(Records for the exercise Opens)
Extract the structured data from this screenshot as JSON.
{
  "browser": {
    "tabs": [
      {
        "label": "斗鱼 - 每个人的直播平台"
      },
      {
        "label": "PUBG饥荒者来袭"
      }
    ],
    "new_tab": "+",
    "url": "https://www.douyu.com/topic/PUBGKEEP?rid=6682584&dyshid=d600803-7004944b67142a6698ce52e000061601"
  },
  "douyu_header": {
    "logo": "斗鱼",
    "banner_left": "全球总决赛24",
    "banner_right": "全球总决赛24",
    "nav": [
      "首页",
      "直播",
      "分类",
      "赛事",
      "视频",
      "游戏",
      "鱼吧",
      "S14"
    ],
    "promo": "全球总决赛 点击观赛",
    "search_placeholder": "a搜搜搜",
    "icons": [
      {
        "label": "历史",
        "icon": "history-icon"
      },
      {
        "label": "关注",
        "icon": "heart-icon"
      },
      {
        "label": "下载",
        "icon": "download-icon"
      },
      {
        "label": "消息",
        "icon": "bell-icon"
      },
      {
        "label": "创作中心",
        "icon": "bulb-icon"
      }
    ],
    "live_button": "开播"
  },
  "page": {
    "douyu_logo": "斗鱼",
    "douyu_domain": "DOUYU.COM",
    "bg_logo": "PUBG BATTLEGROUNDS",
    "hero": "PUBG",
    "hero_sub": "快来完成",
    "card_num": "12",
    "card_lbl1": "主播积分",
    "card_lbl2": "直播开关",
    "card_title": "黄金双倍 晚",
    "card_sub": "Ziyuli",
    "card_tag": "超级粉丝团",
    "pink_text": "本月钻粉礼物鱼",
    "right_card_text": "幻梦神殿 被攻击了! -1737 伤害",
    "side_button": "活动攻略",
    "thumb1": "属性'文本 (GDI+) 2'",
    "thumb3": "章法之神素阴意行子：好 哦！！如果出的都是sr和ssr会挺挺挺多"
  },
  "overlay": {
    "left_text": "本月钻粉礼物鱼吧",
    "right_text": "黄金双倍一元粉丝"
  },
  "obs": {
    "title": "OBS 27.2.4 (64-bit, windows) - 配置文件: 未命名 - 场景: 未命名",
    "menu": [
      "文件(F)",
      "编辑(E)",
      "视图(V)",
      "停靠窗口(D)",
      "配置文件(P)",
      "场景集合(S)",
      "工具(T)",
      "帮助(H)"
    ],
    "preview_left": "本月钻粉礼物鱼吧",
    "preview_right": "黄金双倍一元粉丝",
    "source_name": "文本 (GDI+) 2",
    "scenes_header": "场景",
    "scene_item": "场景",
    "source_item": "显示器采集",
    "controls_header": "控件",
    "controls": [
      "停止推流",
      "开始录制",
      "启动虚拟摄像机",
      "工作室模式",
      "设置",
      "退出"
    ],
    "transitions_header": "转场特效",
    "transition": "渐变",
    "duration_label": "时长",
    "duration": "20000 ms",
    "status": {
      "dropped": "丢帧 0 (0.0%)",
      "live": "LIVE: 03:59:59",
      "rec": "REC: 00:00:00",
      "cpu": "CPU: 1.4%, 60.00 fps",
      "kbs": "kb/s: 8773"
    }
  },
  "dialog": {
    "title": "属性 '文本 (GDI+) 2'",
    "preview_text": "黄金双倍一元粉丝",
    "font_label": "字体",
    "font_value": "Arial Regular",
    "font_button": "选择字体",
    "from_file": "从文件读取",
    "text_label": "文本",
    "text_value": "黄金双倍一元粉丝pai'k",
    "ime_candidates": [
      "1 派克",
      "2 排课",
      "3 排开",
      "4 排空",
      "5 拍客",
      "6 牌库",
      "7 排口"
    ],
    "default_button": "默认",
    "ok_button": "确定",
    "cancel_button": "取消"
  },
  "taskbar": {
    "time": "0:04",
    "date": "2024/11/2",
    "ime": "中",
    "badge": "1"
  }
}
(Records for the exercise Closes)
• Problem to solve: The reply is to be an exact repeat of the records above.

• Output for this exercise:
Extract the structured data from this screenshot as JSON.
{
  "browser": {
    "tabs": [
      {
        "label": "斗鱼 - 每个人的直播平台"
      },
      {
        "label": "PUBG饥荒者来袭"
      }
    ],
    "new_tab": "+",
    "url": "https://www.douyu.com/topic/PUBGKEEP?rid=6682584&dyshid=d600803-7004944b67142a6698ce52e000061601"
  },
  "douyu_header": {
    "logo": "斗鱼",
    "banner_left": "全球总决赛24",
    "banner_right": "全球总决赛24",
    "nav": [
      "首页",
      "直播",
      "分类",
      "赛事",
      "视频",
      "游戏",
      "鱼吧",
      "S14"
    ],
    "promo": "全球总决赛 点击观赛",
    "search_placeholder": "a搜搜搜",
    "icons": [
      {
        "label": "历史",
        "icon": "history-icon"
      },
      {
        "label": "关注",
        "icon": "heart-icon"
      },
      {
        "label": "下载",
        "icon": "download-icon"
      },
      {
        "label": "消息",
        "icon": "bell-icon"
      },
      {
        "label": "创作中心",
        "icon": "bulb-icon"
      }
    ],
    "live_button": "开播"
  },
  "page": {
    "douyu_logo": "斗鱼",
    "douyu_domain": "DOUYU.COM",
    "bg_logo": "PUBG BATTLEGROUNDS",
    "hero": "PUBG",
    "hero_sub": "快来完成",
    "card_num": "12",
    "card_lbl1": "主播积分",
    "card_lbl2": "直播开关",
    "card_title": "黄金双倍 晚",
    "card_sub": "Ziyuli",
    "card_tag": "超级粉丝团",
    "pink_text": "本月钻粉礼物鱼",
    "right_card_text": "幻梦神殿 被攻击了! -1737 伤害",
    "side_button": "活动攻略",
    "thumb1": "属性'文本 (GDI+) 2'",
    "thumb3": "章法之神素阴意行子：好 哦！！如果出的都是sr和ssr会挺挺挺多"
  },
  "overlay": {
    "left_text": "本月钻粉礼物鱼吧",
    "right_text": "黄金双倍一元粉丝"
  },
  "obs": {
    "title": "OBS 27.2.4 (64-bit, windows) - 配置文件: 未命名 - 场景: 未命名",
    "menu": [
      "文件(F)",
      "编辑(E)",
      "视图(V)",
      "停靠窗口(D)",
      "配置文件(P)",
      "场景集合(S)",
      "工具(T)",
      "帮助(H)"
    ],
    "preview_left": "本月钻粉礼物鱼吧",
    "preview_right": "黄金双倍一元粉丝",
    "source_name": "文本 (GDI+) 2",
    "scenes_header": "场景",
    "scene_item": "场景",
    "source_item": "显示器采集",
    "controls_header": "控件",
    "controls": [
      "停止推流",
      "开始录制",
      "启动虚拟摄像机",
      "工作室模式",
      "设置",
      "退出"
    ],
    "transitions_header": "转场特效",
    "transition": "渐变",
    "duration_label": "时长",
    "duration": "20000 ms",
    "status": {
      "dropped": "丢帧 0 (0.0%)",
      "live": "LIVE: 03:59:59",
      "rec": "REC: 00:00:00",
      "cpu": "CPU: 1.4%, 60.00 fps",
      "kbs": "kb/s: 8773"
    }
  },
  "dialog": {
    "title": "属性 '文本 (GDI+) 2'",
    "preview_text": "黄金双倍一元粉丝",
    "font_label": "字体",
    "font_value": "Arial Regular",
    "font_button": "选择字体",
    "from_file": "从文件读取",
    "text_label": "文本",
    "text_value": "黄金双倍一元粉丝pai'k",
    "ime_candidates": [
      "1 派克",
      "2 排课",
      "3 排开",
      "4 排空",
      "5 拍客",
      "6 牌库",
      "7 排口"
    ],
    "default_button": "默认",
    "ok_button": "确定",
    "cancel_button": "取消"
  },
  "taskbar": {
    "time": "0:04",
    "date": "2024/11/2",
    "ime": "中",
    "badge": "1"
  }
}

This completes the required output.